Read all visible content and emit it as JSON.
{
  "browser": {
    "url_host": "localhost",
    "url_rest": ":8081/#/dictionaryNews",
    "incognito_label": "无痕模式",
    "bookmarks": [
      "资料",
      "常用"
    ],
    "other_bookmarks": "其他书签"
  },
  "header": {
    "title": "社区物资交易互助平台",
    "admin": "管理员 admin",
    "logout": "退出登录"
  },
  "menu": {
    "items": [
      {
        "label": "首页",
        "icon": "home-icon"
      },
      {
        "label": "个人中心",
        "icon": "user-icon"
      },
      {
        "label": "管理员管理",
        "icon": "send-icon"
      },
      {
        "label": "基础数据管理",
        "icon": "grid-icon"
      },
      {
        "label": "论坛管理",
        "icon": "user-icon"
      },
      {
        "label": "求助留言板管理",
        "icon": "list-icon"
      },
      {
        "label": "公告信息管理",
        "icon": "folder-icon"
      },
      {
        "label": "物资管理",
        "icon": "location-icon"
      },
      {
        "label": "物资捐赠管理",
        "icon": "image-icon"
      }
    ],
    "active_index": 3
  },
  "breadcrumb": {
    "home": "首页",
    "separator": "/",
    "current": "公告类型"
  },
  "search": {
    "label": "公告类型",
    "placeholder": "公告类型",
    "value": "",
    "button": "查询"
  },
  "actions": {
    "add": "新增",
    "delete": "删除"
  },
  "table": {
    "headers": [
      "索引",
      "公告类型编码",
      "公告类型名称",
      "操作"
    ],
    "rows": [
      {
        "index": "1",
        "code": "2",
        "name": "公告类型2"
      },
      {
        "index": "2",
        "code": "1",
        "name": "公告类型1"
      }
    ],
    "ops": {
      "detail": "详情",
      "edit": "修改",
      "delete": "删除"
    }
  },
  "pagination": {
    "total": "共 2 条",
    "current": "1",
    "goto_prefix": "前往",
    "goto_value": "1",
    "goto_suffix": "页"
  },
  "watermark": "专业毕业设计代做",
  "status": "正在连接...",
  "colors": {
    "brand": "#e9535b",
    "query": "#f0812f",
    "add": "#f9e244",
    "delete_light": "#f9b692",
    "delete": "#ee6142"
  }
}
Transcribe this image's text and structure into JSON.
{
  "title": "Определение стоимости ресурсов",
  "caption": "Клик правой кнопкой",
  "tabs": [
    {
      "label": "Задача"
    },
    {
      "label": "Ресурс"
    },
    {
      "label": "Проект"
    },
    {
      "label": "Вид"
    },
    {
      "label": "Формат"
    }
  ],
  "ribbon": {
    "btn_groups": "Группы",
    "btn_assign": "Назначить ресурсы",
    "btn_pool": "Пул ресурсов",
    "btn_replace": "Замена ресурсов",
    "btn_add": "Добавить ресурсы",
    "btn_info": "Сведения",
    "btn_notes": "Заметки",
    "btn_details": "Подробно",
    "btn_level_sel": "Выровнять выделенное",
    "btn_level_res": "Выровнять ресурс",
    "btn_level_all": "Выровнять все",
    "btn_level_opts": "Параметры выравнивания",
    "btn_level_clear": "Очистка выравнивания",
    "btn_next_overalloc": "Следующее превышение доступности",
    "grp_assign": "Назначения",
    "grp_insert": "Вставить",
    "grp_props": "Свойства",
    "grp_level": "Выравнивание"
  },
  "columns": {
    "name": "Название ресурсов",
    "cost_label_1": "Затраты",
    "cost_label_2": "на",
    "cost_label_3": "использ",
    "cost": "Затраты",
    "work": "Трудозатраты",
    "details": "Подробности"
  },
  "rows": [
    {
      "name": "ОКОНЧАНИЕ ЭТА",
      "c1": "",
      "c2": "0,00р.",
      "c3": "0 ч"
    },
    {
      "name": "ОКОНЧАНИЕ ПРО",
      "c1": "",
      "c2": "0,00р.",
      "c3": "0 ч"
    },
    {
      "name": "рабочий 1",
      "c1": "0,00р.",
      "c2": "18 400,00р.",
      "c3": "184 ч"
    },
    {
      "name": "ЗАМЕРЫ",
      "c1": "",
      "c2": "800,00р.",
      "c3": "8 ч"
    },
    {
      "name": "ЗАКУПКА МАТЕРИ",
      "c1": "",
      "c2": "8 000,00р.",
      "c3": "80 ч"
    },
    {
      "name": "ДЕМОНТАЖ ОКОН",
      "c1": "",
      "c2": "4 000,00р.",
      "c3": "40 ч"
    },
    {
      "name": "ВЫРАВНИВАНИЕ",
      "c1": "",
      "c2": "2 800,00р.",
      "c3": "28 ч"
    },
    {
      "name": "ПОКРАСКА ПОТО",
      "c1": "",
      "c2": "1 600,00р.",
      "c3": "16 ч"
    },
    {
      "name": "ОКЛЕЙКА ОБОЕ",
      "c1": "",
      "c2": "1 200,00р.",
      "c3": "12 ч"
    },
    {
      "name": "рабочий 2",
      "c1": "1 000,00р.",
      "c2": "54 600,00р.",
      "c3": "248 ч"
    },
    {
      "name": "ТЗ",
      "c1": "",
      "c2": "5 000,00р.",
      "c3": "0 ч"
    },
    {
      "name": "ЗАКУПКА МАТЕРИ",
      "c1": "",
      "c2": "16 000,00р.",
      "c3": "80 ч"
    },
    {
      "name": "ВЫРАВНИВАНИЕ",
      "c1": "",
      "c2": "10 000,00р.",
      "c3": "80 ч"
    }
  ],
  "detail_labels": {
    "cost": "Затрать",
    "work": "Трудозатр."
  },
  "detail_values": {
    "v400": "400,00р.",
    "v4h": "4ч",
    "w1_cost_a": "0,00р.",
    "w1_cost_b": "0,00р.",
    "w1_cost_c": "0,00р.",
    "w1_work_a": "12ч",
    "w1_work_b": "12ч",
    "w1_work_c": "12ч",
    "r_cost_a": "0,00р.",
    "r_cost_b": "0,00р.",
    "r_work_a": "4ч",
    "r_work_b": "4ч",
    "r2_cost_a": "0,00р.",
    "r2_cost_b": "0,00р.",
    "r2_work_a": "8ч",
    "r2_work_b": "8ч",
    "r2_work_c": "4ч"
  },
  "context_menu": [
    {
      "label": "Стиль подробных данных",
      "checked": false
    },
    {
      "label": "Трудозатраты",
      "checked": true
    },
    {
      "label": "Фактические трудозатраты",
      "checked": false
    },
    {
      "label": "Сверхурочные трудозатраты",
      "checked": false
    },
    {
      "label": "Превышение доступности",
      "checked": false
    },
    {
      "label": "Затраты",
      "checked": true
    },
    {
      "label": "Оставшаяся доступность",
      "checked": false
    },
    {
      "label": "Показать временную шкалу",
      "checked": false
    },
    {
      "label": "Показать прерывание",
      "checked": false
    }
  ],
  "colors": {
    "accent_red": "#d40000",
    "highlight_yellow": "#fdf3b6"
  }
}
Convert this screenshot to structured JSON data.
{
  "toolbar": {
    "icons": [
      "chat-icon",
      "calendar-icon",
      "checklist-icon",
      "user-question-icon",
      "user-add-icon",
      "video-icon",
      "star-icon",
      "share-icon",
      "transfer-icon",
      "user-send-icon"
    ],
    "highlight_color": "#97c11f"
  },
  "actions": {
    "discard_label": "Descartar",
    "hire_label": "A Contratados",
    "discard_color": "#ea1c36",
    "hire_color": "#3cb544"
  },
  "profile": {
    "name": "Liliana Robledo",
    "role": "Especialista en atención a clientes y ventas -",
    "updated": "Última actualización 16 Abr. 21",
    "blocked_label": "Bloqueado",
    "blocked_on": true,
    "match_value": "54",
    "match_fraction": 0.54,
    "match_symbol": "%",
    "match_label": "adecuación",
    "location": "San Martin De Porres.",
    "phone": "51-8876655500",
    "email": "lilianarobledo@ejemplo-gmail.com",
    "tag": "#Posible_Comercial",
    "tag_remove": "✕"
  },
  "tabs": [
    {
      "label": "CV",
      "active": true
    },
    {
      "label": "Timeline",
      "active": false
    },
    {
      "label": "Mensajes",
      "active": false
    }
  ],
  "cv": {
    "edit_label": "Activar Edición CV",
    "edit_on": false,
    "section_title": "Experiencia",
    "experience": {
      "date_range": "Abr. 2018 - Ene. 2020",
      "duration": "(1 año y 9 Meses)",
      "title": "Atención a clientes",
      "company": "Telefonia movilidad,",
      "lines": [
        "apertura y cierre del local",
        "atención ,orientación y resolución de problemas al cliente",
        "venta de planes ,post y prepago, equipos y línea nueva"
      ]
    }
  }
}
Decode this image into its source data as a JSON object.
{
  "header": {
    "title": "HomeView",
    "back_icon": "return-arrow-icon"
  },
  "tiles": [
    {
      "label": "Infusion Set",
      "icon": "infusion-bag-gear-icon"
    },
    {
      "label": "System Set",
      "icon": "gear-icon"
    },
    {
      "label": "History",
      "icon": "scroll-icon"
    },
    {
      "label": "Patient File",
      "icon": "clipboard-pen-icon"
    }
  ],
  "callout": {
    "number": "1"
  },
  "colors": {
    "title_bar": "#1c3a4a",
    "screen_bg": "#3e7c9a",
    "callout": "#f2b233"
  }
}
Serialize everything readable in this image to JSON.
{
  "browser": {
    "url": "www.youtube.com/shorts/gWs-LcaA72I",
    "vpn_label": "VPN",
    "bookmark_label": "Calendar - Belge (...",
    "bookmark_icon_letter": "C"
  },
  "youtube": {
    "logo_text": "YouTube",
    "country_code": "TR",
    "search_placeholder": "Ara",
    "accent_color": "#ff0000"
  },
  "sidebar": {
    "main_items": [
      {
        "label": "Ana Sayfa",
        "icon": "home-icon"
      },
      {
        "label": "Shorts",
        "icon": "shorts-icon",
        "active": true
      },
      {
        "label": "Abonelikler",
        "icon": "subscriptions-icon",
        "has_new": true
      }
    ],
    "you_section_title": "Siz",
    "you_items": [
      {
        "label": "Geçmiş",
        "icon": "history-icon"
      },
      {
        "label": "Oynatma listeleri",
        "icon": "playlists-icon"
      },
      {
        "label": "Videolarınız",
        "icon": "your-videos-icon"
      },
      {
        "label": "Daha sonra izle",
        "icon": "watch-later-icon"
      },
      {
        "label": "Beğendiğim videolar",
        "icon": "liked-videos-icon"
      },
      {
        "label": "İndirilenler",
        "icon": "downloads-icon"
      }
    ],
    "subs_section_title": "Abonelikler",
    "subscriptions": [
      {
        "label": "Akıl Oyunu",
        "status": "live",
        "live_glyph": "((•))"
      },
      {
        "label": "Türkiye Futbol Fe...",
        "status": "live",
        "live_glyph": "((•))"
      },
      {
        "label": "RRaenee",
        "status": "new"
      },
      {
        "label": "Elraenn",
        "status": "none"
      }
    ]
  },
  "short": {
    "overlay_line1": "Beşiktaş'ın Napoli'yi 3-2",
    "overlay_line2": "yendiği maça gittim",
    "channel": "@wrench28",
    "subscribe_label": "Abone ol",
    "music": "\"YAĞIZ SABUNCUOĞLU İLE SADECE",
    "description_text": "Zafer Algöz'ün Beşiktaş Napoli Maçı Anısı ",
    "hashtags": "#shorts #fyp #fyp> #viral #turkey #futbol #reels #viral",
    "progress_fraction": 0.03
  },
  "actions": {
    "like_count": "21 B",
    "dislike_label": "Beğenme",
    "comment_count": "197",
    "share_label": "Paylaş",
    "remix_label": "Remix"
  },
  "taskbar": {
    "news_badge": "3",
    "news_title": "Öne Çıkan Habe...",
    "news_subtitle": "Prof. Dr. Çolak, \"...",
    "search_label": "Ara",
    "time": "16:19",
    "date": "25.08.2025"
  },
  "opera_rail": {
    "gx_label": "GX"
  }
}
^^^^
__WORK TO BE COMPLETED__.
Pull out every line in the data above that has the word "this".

__ANSWER SECTION__.
Transcribe this image's text and structure into JSON.
Convert this screenshot to structured JSON data.
Decode this image into its source data as a JSON object.
Serialize everything readable in this image to JSON.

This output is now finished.